photo of young boy on an illustrated backdrop with the words "The boy who lost his arm--and got it back"

On May 23, 1962, 12-year-old small pitcher Everette “Eddy” Woodrow Knowles III survived a traumatic accident that would change the medical world.

On that sunny spring day in the Boston suburb of Somerville, Eddy was train hopping — hitching a ride by grabbing the side of a moving train car — when his arm was torn from his body just below the shoulder. Eddy couldn’t remember the details of what exactly happened, but a local store clerk named Alice Chmielewski sprang into action and applied pressure to the wound while another bystander called emergency services. In just seven minutes, he arrived at Massachusetts General Hospital, where the medical team attempted something unprecedented that had been in the works for more than 30,000 years.

In the latter Popular science video we tell the incredible story of what happened next and how everything aligned perfectly to make history.
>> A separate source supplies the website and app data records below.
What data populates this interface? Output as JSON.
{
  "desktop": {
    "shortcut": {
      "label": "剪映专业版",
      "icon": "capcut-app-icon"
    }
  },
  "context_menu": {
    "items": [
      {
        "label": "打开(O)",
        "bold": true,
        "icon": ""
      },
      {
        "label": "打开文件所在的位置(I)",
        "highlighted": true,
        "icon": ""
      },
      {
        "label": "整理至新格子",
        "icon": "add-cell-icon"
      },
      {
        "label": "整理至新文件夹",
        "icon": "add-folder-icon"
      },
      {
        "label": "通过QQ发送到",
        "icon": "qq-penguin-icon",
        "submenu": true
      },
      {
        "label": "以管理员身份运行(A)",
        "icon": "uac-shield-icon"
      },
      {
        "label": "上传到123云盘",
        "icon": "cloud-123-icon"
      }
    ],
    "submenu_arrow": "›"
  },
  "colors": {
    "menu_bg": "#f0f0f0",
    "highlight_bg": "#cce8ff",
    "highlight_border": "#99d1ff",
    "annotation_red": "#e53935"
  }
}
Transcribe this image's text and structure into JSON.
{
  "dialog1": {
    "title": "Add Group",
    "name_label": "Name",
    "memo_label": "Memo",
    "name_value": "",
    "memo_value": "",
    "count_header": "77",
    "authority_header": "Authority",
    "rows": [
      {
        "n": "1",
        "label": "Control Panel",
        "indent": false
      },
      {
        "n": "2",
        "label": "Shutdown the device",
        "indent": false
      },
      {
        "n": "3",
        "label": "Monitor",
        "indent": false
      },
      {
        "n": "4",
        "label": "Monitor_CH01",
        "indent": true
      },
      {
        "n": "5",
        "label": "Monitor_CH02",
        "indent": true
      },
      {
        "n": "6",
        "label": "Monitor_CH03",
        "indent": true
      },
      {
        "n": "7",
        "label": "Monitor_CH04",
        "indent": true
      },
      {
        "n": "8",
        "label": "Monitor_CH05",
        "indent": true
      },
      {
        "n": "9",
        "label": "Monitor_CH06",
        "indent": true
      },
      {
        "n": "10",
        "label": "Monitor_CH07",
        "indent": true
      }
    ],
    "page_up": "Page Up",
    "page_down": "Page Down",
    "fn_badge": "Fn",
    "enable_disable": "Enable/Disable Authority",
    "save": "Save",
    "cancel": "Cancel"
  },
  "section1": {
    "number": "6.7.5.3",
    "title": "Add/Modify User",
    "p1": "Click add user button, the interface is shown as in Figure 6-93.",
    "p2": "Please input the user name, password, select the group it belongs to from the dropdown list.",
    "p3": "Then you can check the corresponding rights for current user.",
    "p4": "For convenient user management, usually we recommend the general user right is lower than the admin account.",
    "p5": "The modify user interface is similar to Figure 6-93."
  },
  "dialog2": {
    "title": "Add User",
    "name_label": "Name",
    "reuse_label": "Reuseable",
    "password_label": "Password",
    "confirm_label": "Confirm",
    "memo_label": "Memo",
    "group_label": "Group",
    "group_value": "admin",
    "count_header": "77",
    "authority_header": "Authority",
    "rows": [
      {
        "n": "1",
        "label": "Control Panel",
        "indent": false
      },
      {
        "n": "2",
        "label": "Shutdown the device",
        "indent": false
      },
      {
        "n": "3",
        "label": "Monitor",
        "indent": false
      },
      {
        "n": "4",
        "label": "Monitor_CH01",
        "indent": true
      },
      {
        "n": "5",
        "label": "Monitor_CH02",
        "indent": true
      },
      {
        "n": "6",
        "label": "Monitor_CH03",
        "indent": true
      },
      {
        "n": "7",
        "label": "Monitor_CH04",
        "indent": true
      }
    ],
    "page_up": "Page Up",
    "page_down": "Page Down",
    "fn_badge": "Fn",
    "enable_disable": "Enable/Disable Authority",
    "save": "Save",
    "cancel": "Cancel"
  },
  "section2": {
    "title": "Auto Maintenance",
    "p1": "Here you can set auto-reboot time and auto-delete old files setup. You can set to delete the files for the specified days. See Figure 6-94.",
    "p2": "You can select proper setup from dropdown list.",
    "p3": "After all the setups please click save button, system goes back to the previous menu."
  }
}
Wanting more Popular science videos? Also check out “The revolutionary ‘Captain Power’ toy technology that time forgot” and “The buried treasure that took us to the moon.” And do not forget that subscribe on YouTube.